He said: "I liked the formation at Everton and the only reason it did notwork was because of our frailties in defending when we are at 2-2 and went gung-ho for the winner.
disastrous train strike is off, but how long before the greedy itch of wallets at the aptly named Notwork Rail hold the country to ransom once more?
DAILY POST SAYS Page 8 SYSTEMDOES NOTWORK IN RURAL GWYNEDD TWO 'MINI' HUBS MAY GET MORE POLICE OFFICERS NOW THE HUB system of policing has not worked in rural areas, a top police officer has admitted.
But it is just does notwork thatwhen you play Cardiff, Coventry, Nottingham and Belfast.
A SCRAPPED defence project which cost taxpayers pounds 113m is a lesson in how public sector bodies "should notwork together," a committee of the National Assembly has said.
To say that might have shown moral courage, but Mr Byles' mind does notwork thatway.

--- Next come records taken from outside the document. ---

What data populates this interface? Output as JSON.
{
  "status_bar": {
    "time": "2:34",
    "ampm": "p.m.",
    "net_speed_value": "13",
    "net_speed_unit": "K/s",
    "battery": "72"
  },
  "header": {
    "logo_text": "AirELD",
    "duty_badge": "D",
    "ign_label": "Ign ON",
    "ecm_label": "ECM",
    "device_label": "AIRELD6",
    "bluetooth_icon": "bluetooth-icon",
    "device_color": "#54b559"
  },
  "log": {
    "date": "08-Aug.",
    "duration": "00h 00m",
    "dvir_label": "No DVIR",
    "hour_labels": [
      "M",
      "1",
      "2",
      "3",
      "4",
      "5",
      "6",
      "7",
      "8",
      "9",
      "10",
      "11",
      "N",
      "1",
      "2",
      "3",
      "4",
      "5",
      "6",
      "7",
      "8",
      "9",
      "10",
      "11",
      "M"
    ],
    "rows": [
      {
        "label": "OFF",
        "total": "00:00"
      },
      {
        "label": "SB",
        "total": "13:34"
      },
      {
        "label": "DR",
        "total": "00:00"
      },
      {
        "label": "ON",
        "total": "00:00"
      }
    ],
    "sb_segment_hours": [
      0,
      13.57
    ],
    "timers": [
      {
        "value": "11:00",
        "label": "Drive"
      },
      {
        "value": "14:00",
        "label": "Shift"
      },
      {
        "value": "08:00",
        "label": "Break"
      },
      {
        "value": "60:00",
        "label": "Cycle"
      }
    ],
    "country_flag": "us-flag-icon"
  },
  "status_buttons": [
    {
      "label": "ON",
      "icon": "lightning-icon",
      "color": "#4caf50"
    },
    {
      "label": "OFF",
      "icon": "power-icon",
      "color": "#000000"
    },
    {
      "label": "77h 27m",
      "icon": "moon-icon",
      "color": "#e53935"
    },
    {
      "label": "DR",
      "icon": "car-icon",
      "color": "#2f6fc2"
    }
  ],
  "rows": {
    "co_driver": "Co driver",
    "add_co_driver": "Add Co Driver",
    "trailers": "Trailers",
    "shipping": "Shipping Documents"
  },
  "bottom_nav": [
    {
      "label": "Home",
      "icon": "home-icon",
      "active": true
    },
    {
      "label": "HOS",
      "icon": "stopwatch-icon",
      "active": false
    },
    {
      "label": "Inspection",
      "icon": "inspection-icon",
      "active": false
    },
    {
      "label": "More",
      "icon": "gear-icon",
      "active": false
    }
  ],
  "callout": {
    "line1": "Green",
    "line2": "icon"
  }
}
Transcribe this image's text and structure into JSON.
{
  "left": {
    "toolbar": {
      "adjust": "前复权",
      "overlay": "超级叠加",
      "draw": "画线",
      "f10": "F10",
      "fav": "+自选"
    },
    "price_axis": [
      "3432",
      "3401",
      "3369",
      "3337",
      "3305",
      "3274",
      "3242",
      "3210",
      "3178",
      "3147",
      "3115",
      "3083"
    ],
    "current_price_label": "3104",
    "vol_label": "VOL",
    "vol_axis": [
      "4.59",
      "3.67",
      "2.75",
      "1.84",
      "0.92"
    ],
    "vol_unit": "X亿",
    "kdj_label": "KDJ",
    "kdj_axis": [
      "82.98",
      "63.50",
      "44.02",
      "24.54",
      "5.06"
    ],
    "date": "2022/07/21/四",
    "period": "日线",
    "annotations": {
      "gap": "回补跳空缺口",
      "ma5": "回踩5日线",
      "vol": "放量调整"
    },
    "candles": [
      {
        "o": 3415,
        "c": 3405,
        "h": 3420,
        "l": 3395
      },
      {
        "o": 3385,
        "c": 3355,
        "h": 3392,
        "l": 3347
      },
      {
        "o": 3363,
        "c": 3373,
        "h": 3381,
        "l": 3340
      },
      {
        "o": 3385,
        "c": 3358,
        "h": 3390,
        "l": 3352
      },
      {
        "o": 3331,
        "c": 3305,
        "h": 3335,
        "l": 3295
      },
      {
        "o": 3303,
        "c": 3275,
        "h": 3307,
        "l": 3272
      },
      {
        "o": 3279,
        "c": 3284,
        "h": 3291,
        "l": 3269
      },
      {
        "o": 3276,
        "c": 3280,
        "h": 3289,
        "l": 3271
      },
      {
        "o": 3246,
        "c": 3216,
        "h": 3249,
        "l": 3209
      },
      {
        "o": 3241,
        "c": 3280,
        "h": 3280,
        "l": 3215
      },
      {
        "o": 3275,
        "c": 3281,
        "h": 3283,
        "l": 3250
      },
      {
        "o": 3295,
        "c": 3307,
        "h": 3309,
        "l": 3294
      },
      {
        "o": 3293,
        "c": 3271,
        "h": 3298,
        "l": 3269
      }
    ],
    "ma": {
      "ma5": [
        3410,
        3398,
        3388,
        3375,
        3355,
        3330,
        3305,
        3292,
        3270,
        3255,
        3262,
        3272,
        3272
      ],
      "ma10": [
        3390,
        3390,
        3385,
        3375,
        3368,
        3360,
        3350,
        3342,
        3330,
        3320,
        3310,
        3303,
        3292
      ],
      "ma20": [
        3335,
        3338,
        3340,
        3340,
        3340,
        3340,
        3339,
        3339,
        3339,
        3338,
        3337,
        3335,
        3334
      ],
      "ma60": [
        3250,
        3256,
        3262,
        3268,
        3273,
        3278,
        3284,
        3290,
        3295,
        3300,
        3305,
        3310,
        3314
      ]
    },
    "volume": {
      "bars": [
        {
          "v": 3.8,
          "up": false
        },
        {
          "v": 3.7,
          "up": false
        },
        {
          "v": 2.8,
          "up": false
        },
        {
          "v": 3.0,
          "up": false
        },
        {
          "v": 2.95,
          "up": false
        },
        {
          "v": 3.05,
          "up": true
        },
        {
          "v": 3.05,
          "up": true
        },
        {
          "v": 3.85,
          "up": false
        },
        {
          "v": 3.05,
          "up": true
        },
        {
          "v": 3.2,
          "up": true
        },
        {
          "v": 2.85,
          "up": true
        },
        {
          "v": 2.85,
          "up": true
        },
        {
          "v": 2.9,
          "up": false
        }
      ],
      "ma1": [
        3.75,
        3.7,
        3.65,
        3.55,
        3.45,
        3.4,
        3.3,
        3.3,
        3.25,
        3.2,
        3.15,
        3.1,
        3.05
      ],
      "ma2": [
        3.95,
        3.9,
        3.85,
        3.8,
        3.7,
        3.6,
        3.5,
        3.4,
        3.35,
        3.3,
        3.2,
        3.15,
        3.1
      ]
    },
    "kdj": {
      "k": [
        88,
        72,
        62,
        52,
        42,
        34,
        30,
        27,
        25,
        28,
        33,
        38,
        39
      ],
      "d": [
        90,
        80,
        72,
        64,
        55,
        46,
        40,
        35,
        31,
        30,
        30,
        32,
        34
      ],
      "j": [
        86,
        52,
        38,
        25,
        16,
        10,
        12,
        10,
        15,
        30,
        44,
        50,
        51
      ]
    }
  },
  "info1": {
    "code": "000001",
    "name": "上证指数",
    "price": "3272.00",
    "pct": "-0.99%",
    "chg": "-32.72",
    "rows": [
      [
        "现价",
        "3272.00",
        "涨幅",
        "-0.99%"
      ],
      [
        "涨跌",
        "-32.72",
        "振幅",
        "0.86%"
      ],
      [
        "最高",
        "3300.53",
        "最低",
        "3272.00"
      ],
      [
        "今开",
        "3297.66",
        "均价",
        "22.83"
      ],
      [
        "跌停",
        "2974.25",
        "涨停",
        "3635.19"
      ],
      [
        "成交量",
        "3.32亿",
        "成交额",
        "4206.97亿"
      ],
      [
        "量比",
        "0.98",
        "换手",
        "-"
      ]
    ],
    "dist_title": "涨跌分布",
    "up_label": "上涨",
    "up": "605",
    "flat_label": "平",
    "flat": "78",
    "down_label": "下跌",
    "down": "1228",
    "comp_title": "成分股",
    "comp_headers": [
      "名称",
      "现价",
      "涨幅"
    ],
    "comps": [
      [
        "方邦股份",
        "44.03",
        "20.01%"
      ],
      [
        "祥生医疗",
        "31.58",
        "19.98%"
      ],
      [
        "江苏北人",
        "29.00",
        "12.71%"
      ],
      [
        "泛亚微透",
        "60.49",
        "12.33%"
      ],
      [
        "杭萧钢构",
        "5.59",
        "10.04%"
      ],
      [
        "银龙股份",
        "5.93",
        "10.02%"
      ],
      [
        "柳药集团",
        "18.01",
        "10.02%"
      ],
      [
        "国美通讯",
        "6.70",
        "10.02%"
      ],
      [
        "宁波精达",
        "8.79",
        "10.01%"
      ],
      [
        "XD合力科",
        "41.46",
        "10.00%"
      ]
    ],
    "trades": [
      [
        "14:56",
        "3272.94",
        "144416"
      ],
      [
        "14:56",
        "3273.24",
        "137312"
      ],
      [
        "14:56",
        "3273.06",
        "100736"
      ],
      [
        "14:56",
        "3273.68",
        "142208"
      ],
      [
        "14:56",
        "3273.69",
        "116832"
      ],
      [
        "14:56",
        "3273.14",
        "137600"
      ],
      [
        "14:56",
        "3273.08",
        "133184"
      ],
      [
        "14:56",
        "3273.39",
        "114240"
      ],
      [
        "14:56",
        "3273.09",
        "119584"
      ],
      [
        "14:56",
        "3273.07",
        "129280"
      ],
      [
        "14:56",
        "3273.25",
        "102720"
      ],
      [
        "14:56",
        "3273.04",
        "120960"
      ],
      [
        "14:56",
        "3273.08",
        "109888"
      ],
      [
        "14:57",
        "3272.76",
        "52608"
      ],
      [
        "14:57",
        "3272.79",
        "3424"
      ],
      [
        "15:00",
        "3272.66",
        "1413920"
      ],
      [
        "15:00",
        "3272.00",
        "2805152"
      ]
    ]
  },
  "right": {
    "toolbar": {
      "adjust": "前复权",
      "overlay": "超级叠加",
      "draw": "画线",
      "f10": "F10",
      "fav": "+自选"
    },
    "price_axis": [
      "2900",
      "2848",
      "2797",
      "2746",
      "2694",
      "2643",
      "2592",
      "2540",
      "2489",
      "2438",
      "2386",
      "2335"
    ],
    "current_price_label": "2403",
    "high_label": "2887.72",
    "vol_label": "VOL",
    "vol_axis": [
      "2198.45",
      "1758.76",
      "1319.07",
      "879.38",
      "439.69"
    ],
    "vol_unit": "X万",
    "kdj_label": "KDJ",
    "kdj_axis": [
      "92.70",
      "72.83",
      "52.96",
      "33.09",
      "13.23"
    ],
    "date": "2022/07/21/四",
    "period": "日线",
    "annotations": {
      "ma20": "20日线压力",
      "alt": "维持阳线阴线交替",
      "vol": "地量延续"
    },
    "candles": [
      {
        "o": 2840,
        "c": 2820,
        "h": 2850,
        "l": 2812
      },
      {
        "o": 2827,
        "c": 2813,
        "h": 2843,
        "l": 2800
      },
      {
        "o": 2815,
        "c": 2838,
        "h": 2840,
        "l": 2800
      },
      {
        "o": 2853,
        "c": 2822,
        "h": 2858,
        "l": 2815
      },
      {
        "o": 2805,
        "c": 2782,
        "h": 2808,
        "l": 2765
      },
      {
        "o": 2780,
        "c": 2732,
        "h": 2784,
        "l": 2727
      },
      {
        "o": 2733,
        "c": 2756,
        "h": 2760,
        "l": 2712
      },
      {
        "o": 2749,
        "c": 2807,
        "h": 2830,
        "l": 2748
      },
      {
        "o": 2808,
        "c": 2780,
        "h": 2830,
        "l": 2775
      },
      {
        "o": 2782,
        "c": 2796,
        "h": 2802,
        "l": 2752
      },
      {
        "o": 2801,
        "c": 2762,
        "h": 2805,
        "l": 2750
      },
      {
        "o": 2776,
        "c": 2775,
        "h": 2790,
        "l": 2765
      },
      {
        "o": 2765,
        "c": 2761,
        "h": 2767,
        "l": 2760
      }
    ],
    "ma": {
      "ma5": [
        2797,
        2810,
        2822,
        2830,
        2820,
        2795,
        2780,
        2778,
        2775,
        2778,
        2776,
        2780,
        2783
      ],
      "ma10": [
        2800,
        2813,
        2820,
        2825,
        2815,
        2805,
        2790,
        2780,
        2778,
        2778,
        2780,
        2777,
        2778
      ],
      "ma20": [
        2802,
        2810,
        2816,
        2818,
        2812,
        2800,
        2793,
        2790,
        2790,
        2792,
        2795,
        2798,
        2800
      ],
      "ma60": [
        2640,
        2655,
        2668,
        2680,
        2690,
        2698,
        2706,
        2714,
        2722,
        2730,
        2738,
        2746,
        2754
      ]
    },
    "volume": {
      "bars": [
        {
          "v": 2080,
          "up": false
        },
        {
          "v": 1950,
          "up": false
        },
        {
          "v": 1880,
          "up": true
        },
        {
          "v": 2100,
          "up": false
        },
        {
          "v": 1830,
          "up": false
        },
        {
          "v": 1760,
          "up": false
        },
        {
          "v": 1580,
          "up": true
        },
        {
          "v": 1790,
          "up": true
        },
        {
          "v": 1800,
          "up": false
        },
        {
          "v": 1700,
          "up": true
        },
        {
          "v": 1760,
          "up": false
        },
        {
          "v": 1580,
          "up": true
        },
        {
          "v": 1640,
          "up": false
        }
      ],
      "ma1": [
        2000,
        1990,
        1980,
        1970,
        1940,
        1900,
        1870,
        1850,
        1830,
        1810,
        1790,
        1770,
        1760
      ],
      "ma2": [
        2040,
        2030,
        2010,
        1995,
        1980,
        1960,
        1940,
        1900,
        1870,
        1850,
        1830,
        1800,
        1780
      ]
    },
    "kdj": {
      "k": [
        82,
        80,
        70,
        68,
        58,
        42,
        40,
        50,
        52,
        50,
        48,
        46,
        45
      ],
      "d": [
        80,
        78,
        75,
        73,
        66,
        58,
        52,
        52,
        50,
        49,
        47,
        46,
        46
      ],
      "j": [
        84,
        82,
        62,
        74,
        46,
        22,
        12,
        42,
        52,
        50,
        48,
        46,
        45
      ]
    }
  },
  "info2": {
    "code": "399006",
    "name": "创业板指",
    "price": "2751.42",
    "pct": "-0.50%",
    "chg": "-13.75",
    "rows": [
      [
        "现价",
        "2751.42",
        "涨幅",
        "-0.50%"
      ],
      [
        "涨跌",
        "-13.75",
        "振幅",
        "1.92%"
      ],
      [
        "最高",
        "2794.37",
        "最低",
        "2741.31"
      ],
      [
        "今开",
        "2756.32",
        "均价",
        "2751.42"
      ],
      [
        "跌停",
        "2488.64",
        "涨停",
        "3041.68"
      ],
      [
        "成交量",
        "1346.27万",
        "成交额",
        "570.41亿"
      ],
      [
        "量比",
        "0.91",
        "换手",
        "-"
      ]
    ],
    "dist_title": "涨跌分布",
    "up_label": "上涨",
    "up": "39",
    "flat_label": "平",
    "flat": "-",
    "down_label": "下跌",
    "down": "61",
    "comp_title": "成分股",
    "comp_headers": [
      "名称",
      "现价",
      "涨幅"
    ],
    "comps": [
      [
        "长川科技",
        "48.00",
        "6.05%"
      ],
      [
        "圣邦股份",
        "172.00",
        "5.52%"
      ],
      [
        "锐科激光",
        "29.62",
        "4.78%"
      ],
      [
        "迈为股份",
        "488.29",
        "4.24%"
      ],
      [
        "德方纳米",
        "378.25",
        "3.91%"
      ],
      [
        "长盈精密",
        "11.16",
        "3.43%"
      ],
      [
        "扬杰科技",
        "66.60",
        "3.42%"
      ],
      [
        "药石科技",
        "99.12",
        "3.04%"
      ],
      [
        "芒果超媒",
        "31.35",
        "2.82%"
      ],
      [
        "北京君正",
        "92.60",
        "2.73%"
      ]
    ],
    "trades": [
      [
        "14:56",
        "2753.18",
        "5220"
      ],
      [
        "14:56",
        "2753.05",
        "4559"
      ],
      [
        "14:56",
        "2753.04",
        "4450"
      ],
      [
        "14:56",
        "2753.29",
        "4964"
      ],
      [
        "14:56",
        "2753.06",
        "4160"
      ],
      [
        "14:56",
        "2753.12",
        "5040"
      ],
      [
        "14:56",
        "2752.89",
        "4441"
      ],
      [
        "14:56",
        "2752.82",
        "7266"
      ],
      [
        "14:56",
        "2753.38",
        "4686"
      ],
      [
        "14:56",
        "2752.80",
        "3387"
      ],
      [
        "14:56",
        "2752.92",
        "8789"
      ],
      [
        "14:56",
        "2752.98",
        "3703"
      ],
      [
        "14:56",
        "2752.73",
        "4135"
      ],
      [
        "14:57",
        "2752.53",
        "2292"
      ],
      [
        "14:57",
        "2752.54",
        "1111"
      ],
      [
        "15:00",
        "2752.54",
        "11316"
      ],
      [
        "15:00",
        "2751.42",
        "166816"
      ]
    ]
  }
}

But it did notwork out and took away things we are good at.
WHEN on earth will the clowns at Notwork Fail get their act together?
Mr Redwood also attacked the Government's handling of the Post Office, the railways - telling the conference Network Rail should be renamed Notwork Rail - and the Millennium Dome.
While electricians will often blindly follow installation instructions, if the plans are developed from another building's life safety system, they will notwork properly in your building.
Now, according to our old friends Notwork Rail, after temperatures climbed to a still moderate 23degC, the "wrong type of heat" (sunshine rather than clouds) caused safety restrictions for fear of buckling tracks.
The programmehas notwork in finding a player with the talent and desire to go all the way.